Giveaway: The Wrong Man by Kate White

Giveaway: The Wrong Man by Kate White

Adrenaline-charged and filled with harrowing twists at every turn, The Wrong Man will keep readers riveted until the final page.

Book Review: The Black Count by Tom Reiss

Book Review: The Black Count by Tom Reiss

It is clear that the author developed a great admiration towards General Dumas, a bastard son of a nobleman, born to a slave on the island of Saint-Domingue and rising to be a hero of the French Republic, albeit forgotten.

Friday Facts: Anne Frank

Friday Facts: Anne Frank

Anne Frank’s Diary was published in 67 languages and is considered one of the best first-hand experiences of the war from a unique Jewish perspective.

Book Review: Wicked by Gregory Maguire

Book Review: Wicked by Gregory Maguire

I found this book mediocre and somewhat disjointed.
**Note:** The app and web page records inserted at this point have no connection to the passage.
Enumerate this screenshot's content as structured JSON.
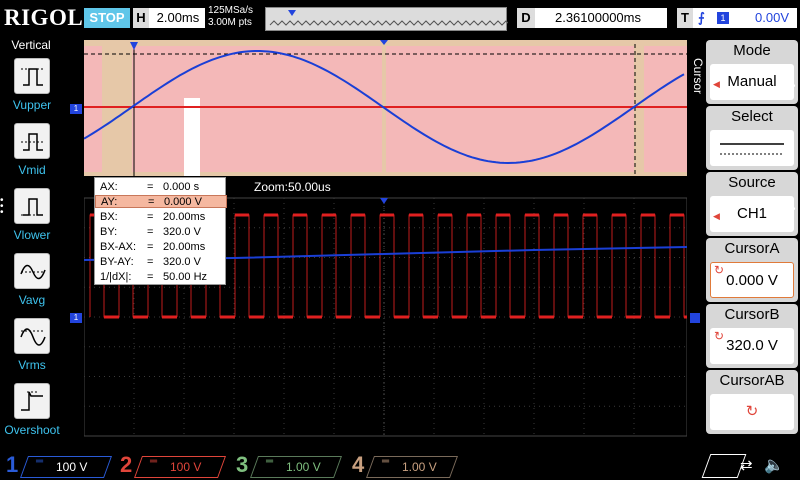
{
  "topbar": {
    "brand": "RIGOL",
    "status": "STOP",
    "h_key": "H",
    "timebase": "2.00ms",
    "sample_rate": "125MSa/s",
    "mem_depth": "3.00M pts",
    "d_key": "D",
    "delay": "2.36100000ms",
    "t_key": "T",
    "trigger_edge": "⨍",
    "trigger_source": "1",
    "trigger_level": "0.00V"
  },
  "leftbar": {
    "title": "Vertical",
    "items": [
      {
        "label": "Vupper",
        "icon": "vupper-icon"
      },
      {
        "label": "Vmid",
        "icon": "vmid-icon"
      },
      {
        "label": "Vlower",
        "icon": "vlower-icon"
      },
      {
        "label": "Vavg",
        "icon": "vavg-icon"
      },
      {
        "label": "Vrms",
        "icon": "vrms-icon"
      },
      {
        "label": "Overshoot",
        "icon": "overshoot-icon"
      }
    ]
  },
  "readout": [
    {
      "key": "AX:",
      "value": "0.000 s"
    },
    {
      "key": "AY:",
      "value": "0.000 V"
    },
    {
      "key": "BX:",
      "value": "20.00ms"
    },
    {
      "key": "BY:",
      "value": "320.0 V"
    },
    {
      "key": "BX-AX:",
      "value": "20.00ms"
    },
    {
      "key": "BY-AY:",
      "value": "320.0 V"
    },
    {
      "key": "1/|dX|:",
      "value": "50.00 Hz"
    }
  ],
  "readout_eq": "=",
  "zoom": "Zoom:50.00us",
  "channel_marker": "1",
  "rightpanel": {
    "side_label": "Cursor",
    "mode": {
      "label": "Mode",
      "value": "Manual"
    },
    "select": {
      "label": "Select"
    },
    "source": {
      "label": "Source",
      "value": "CH1"
    },
    "cursor_a": {
      "label": "CursorA",
      "value": "0.000 V"
    },
    "cursor_b": {
      "label": "CursorB",
      "value": "320.0 V"
    },
    "cursor_ab": {
      "label": "CursorAB"
    }
  },
  "bottombar": {
    "channels": [
      {
        "num": "1",
        "coupling": "═",
        "scale": "100 V",
        "color": "#2a5bd7"
      },
      {
        "num": "2",
        "coupling": "═",
        "scale": "100 V",
        "color": "#e0453a"
      },
      {
        "num": "3",
        "coupling": "═",
        "scale": "1.00 V",
        "color": "#7fbf7f"
      },
      {
        "num": "4",
        "coupling": "═",
        "scale": "1.00 V",
        "color": "#c8a080"
      }
    ]
  },
  "colors": {
    "ch1_trace": "#1a3fd6",
    "ch2_trace": "#e02020",
    "accent": "#5fc6e9",
    "overview_bg": "#e6c8a8",
    "overview_band": "#f4b8b8"
  }
}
Yet, I found it strangely interesting – maybe because I think that the idea is brilliant and the overall story is good.

Book Review: A Deadly Wandering by Matt Richtel

Book Review: A Deadly Wandering by Matt Richtel

What scientists were, and to some degree still are, figuring out is that constant emails and texts appeal to a primitive part of the brain which is on constant lookout for a change in the environment because it might be important.

Twitter Roundup for Week Ending 6 June, 2015

Twitter Roundup for Week Ending 6 June, 2015

Some of my favorite tweets from the past week